NETL researchers pitched top-ranked clean energy technologies to potential industry, investment and government prospectors and partners during the recent TechConnect World Innovation Conference and Expo, earning TechConnect National Innovation Awards for their teams.
NETL’s Dustin McIntyre and Andrew Bean participated in TechConnect’s Innovation Challenge, which the organizer states is the largest multi-sector commercialization program for emerging deep technologies.
McIntyre showcased the Lab’s winning miniaturized laser-induced breakdown spectroscopy (LIBS) harsh environment sensor, which identifies elemental compositions of solids and liquids in the field, in real-time — essential for producing the nation’s energy while protecting the environment. McIntyre developed the LIBS sensor with his colleagues Daniel Hartzler and Chet Bhatt.
“Because the LIBS sensor is field-deployable, it has many potential on-site applications,” said McIntyre. “This includes critical carbon storage monitoring applications to assure that carbon dioxide captured from industrial sources will be safely and permanently sequestered underground.”

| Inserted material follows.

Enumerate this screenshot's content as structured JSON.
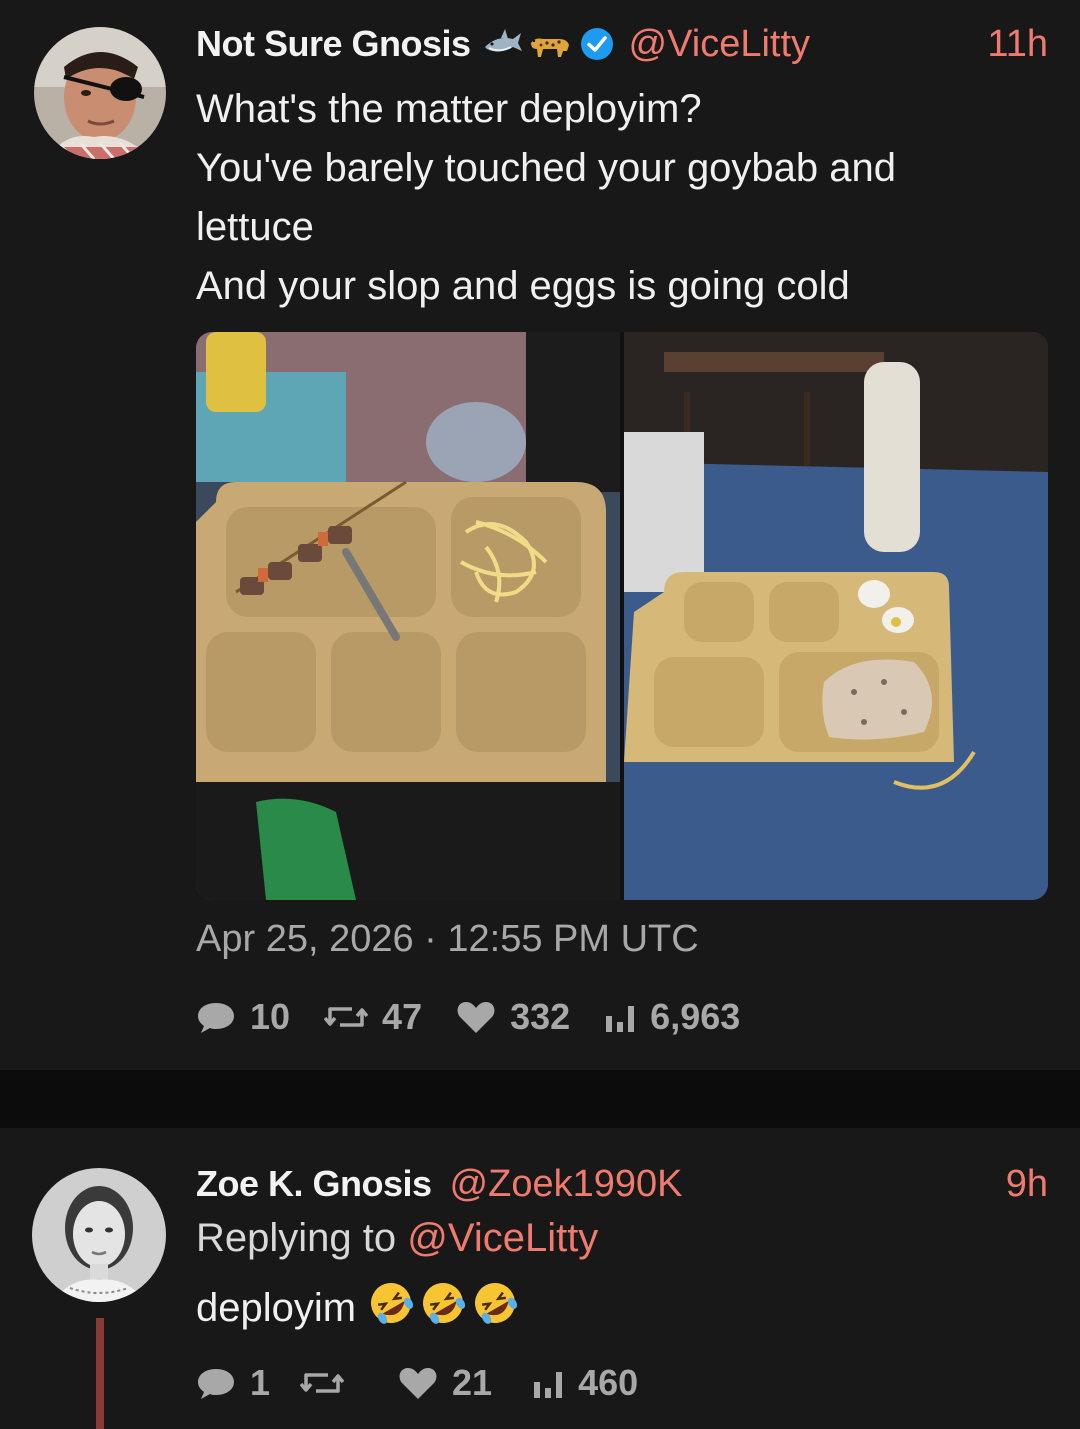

Bean presented NETL’s winning Advanced Infrastructure Integrity Modeling (AIIM), which integrates big data, big data computing, and multiple machine-learning and advanced spatial models to evaluate energy infrastructure integrity, identify potential infrastructure hazards, and support infrastructure use and reuse planning. AIIM was developed through the efforts of a team of NETL researchers and scientists that
includes Lucy Romeo, Andrew Bean, Jennifer Bauer, Kelly Rose, Alec Dyer, Rodrigo Duran, Madison Wenzlick, Dakota Zaengle, Isabelle Pfander, Patrick Wingo, Jake Nelson, Thomas Martin, Michael Sabbatino and Chukwuemeka Okoli.
“AIIM is a product of work sponsored by the U.S. Department of Energy’s (DOE) Office of Fossil Energy and Carbon Management offshore oil spill prevention program,” said Bauer, principal investigator for the AIIM project. “However, AIIM also has strong and increasing relevance to offshore renewable, carbon storage, hydrogen and other sectors as the energy transition to carbon-neutral solutions may require use of or alignments with aging oil and gas offshore infrastructure. This work furthers the DOE mission space of ensuring affordable, abundant and reliable energy to drive a robust economy, national security and enabling environmental sustainability.”
Researcher participation in the Innovation Challenge was facilitated by Jessica Lamp, NETL’s technology transfer program manager, and her support team, who promoted the event and encouraged researchers to submit pitch applications.
NETL is a U.S. Department of Energy national laboratory that drives innovation and delivers technological solutions for an environmentally sustainable and prosperous energy future. By leveraging its world-class talent and research facilities, NETL is ensuring affordable, abundant and reliable energy that drives a robust economy and national security, while developing technologies to manage carbon across the full life cycle, enabling environmental sustainability for all Americans.